Bioindicators, Monitoring, and Management Using Mediterranean Seagrasses: What Have We Learned from the Implementation of the EU Water Framework Directive?

Romero, JavierAlcoverro, TeresaRoca, GuillemPérez, Marta.  The Handbook of Environmental Chemistry 43 : 161-182 (2016) DIGITAL.CSIC

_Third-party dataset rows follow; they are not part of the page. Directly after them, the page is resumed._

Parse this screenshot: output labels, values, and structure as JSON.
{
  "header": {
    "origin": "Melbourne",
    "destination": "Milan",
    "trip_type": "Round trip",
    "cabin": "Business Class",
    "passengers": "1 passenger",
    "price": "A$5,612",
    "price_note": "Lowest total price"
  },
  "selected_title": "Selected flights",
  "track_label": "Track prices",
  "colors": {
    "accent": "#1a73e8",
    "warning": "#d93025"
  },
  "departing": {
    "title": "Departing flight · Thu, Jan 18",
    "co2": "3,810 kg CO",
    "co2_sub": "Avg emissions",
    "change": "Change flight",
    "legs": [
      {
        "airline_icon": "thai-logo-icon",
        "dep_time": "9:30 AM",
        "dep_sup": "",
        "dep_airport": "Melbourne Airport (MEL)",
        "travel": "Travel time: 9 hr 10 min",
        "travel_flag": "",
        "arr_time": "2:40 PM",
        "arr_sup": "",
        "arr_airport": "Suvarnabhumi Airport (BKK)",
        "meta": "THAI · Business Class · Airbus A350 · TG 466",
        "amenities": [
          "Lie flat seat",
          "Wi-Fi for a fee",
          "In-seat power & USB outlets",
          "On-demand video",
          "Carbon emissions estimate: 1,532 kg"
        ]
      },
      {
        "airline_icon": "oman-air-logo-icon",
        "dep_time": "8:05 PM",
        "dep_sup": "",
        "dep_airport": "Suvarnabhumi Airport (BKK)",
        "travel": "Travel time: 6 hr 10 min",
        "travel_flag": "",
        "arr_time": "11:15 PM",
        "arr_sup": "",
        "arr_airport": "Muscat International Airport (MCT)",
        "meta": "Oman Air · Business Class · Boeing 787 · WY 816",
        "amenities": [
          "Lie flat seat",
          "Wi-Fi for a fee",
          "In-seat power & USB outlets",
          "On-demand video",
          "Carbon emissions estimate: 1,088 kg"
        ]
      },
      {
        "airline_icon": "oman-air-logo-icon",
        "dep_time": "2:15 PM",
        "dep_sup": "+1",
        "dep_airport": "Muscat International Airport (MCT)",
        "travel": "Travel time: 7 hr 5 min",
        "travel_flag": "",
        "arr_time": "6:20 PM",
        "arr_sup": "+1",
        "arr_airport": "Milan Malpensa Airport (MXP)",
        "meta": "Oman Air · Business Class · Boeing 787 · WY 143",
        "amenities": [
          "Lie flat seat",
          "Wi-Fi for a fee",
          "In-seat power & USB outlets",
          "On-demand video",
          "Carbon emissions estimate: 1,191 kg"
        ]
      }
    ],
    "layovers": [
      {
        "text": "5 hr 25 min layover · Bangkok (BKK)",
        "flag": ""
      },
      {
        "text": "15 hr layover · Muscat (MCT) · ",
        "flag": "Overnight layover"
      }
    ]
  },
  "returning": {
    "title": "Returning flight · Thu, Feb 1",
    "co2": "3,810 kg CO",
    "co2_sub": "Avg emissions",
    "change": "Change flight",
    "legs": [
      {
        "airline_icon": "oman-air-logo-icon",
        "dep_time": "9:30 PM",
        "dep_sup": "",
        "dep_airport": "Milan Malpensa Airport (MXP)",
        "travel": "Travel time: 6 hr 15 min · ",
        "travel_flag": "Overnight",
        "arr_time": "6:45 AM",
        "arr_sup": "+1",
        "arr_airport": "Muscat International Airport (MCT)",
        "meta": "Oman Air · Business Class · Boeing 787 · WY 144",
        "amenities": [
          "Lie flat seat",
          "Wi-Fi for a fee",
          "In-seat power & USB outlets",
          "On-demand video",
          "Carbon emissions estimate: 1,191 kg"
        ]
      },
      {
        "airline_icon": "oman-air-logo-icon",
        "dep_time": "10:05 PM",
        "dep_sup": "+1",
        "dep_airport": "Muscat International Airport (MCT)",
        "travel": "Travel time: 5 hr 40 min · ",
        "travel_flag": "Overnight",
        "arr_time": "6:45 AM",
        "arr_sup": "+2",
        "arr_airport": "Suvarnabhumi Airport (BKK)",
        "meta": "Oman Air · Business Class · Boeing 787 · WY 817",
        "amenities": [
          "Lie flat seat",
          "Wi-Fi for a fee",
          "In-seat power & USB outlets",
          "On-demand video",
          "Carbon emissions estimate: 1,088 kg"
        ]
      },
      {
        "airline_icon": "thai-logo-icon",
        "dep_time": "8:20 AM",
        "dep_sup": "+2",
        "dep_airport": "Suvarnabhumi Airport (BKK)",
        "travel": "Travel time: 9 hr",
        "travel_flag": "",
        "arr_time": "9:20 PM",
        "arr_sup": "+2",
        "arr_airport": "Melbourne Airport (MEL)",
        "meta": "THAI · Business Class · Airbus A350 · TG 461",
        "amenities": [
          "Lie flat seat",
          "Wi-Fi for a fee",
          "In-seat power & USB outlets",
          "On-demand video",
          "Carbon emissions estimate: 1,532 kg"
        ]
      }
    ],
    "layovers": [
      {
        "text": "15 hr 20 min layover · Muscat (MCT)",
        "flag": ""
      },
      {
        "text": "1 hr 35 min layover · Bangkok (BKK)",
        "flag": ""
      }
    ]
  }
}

Seagrasses are flowering plants that inhabit coastal and transitional waters. They colonize sedimentary seabeds (and to a lesser extent rocky substrates) and present unique adaptations to the marine environment. Seagrasses are especially sensitive to environmental deterioration and live in a world that is particularly threatened by human activity. The response of the plants and their associated communities to disturbances is relatively well known. This has facilitated the development of a large number of seagrass bioindicators based on biochemical, physiological, morphological, structural, demographic, and community measures, especially after the deployment of the EU Water Framework Directive (WFD) and to a lesser extent the implementation of the Marine Strategy Framework Directive. Bioindicators are at the interface between science and policy. In order for their use by managers for different purposes (monitoring, water quality assessment, long-term changes, etc.) to be robust and consistent, a clear definition of management goals is needed. The development of bioindicators must also be based on careful evaluation together with rigorous and transparent selection processes to ensure their scientific credibility. Here, we present bioindicator indices based on seagrasses that were developed with the context of the implementation of the WFD in Catalonia, NE Spain, to assess the ecological status of coastal and transitional water bodies. Ecological status includes aspects concerning both the quality of the biological community and the hydrological and chemical characteristics of the environment. For this reason, and to develop a WFD-compliant system for ecological status assessment based on Mediterranean seagrasses, we used multivariate techniques to combine different bioindicators, gathered from different levels within the biological organization, into single biotic indices (POMI and CYMOX, based on the species Posidonia oceanica and Cymodocea nodosa, respectively). We report how this was achieved and how the robustness and reliability of those indices were assessed through correlation with human pressures, uncertainty analysis, and intercalibration. Finally, besides their applicability, we discuss their shortcomings and what we, as seagrass biologists, have learned overall from responding to the challenges posed by the WFD and specifically by the part dealing with seagrasses.